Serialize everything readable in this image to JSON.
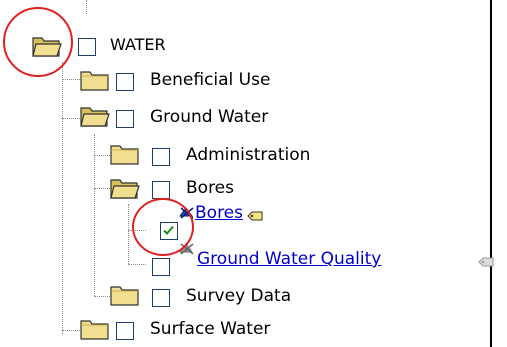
{
  "tree": {
    "root": {
      "label": "WATER",
      "icon": "folder-open-icon",
      "checked": false
    },
    "items": [
      {
        "label": "Beneficial Use",
        "icon": "folder-closed-icon",
        "checked": false
      },
      {
        "label": "Ground Water",
        "icon": "folder-open-icon",
        "checked": false
      },
      {
        "label": "Administration",
        "icon": "folder-closed-icon",
        "checked": false
      },
      {
        "label": "Bores",
        "icon": "folder-open-icon",
        "checked": false
      },
      {
        "label": "Bores",
        "icon": "layer-icon",
        "checked": true,
        "link": true
      },
      {
        "label": "Ground Water Quality",
        "icon": "layer-icon-disabled",
        "checked": false,
        "link": true
      },
      {
        "label": "Survey Data",
        "icon": "folder-closed-icon",
        "checked": false
      },
      {
        "label": "Surface Water",
        "icon": "folder-closed-icon",
        "checked": false
      }
    ]
  },
  "colors": {
    "highlight": "#e02020",
    "link": "#0000cc",
    "checkbox_border": "#1c3f6e",
    "folder": "#e8d27a"
  }
}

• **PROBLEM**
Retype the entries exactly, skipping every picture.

• **TASK SOLUTION**
Serialize everything readable in this image to JSON.
{
  "tree": {
    "root": {
      "label": "WATER",
      "icon": "folder-open-icon",
      "checked": false
    },
    "items": [
      {
        "label": "Beneficial Use",
        "icon": "folder-closed-icon",
        "checked": false
      },
      {
        "label": "Ground Water",
        "icon": "folder-open-icon",
        "checked": false
      },
      {
        "label": "Administration",
        "icon": "folder-closed-icon",
        "checked": false
      },
      {
        "label": "Bores",
        "icon": "folder-open-icon",
        "checked": false
      },
      {
        "label": "Bores",
        "icon": "layer-icon",
        "checked": true,
        "link": true
      },
      {
        "label": "Ground Water Quality",
        "icon": "layer-icon-disabled",
        "checked": false,
        "link": true
      },
      {
        "label": "Survey Data",
        "icon": "folder-closed-icon",
        "checked": false
      },
      {
        "label": "Surface Water",
        "icon": "folder-closed-icon",
        "checked": false
      }
    ]
  },
  "colors": {
    "highlight": "#e02020",
    "link": "#0000cc",
    "checkbox_border": "#1c3f6e",
    "folder": "#e8d27a"
  }
}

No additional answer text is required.